There are at least three follow-up questions that must be asked of those who take this third option. There are multiple possible answers to each of these questions, which I will only mention. Each of these lines of questioning help to fill out in what sense Jesus was abandoned by God.
First, one must ask, "By whom was Jesus abandoned?" Obviously, Jesus addresses his "God." But how should we take this? Should we just treat this as God in an unspecified sense? Or should we understand it to be the Father? Or should we claim, as some have, that Jesus' own divinity (the Logos/Son) abandoned him on the cross? I lean towards the second option (Father), because the first is theologically vacuous and the third creates a split in Jesus' personality. But those who take this second option have to account for the striking shift away from Jesus' usual "Father" language.
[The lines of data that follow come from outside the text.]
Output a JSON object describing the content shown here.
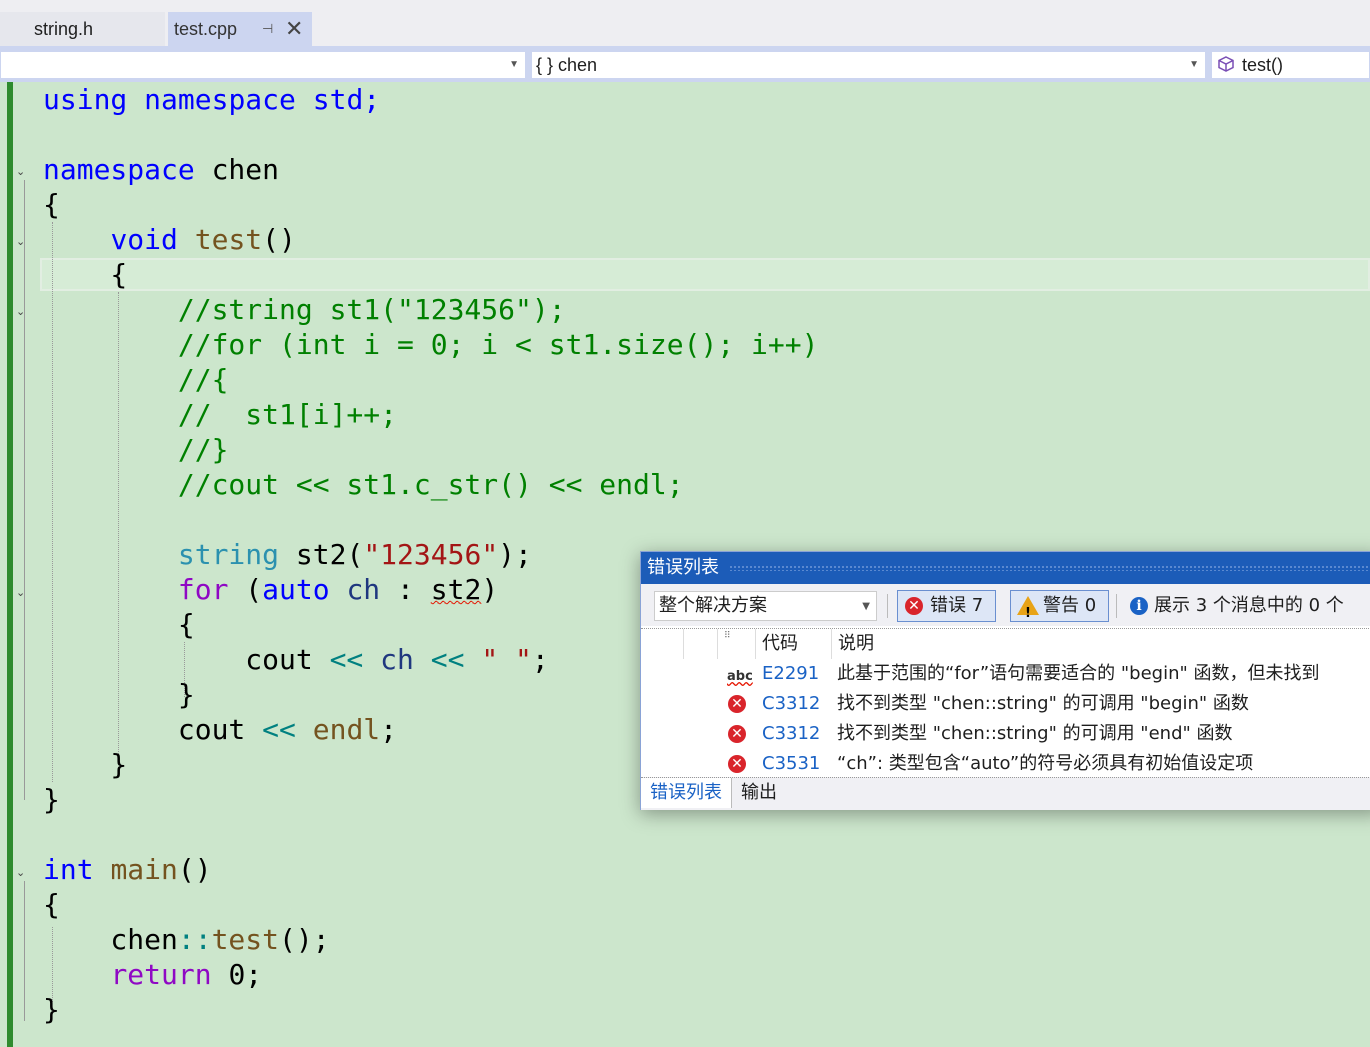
{
  "tabs": [
    {
      "label": "string.h",
      "active": false
    },
    {
      "label": "test.cpp",
      "active": true
    }
  ],
  "navbar": {
    "project": "",
    "scope": "{ } chen",
    "member": "test()"
  },
  "code_lines": [
    "using namespace std;",
    "",
    "namespace chen",
    "{",
    "    void test()",
    "    {",
    "        //string st1(\"123456\");",
    "        //for (int i = 0; i < st1.size(); i++)",
    "        //{",
    "        //  st1[i]++;",
    "        //}",
    "        //cout << st1.c_str() << endl;",
    "",
    "        string st2(\"123456\");",
    "        for (auto ch : st2)",
    "        {",
    "            cout << ch << \" \";",
    "        }",
    "        cout << endl;",
    "    }",
    "}",
    "",
    "int main()",
    "{",
    "    chen::test();",
    "    return 0;",
    "}"
  ],
  "error_list": {
    "title": "错误列表",
    "scope_filter": "整个解决方案",
    "errors_button": "错误 7",
    "warnings_button": "警告 0",
    "messages_button": "展示 3 个消息中的 0 个",
    "columns": {
      "code": "代码",
      "description": "说明"
    },
    "rows": [
      {
        "icon": "spell-check-icon",
        "code": "E2291",
        "description": "此基于范围的“for”语句需要适合的 \"begin\" 函数，但未找到"
      },
      {
        "icon": "error-icon",
        "code": "C3312",
        "description": "找不到类型 \"chen::string\" 的可调用 \"begin\" 函数"
      },
      {
        "icon": "error-icon",
        "code": "C3312",
        "description": "找不到类型 \"chen::string\" 的可调用 \"end\" 函数"
      },
      {
        "icon": "error-icon",
        "code": "C3531",
        "description": "“ch”: 类型包含“auto”的符号必须具有初始值设定项"
      }
    ],
    "bottom_tabs": [
      "错误列表",
      "输出"
    ]
  },
  "colors": {
    "editor_bg": "#cce6cc",
    "keyword": "#0000ff",
    "type": "#2b91af",
    "comment": "#008000",
    "string": "#a31515",
    "error": "#d9242b"
  }
}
I think that can be done without much trouble, because he is using the language of Psalm 22, and he's probably not feeling very familial to God the Father at this moment. But I have to admit that the answer to this question is not immediately obvious.
Second, one must ask, "To what was Jesus abandoned?" Was he abandoned to failure, in the sense God did not help him in his struggle against evil on the cross? Was he abandoned to death, in the sense that the Father did not join him in his sojourn among the dead? Was he abandoned to judgment, in the sense that God placed on him his wrath against sin? Was it some or all of these? Answering this question is connected with the thorny question of the "time" between Jesus' death and resurrection: What was he doing? Where was he? Can we even talk of the time, place and activity of the dead? What is the meaning and significance of his descent?
Third, one must ask, "For what reason was Jesus abandoned?" It is interesting to note that a literal rendering of Mark's Greek would read, "for what reason have you abandoned me?" and a literal rendering of Matthew's Greek would read, "to what purpose have you abandoned me?" If we take the content of Jesus' cry of dereliction seriously, then we must also take its interrogative form seriously too. It is a question. Perhaps it is a rhetorical question. But it may in fact be answerable. Why did God abandon Jesus? For his own pleasure? (I hope not.) For our salvation? (I hope so.) If the latter, how can this be? How does God-abandonment serve God's saving purpose? Is it because abandonment is a trick to enter the sphere of sin, death and the devil in order to defeat it? Is it because Jesus is suffering our punishment in our place? Is it because sin is somehow extinguished through his death in God-abandonment? Is it some or all of these?
I think I've raised enough questions for us all to think on for a while. I think its the nature of this word from the cross that it raises many questions. I've hinted at how I would answer some of these? How about you?
How do you answer the first main question, and why?
How do you answer the follow-up questions, and why?
What other questions does this word from the cross raise?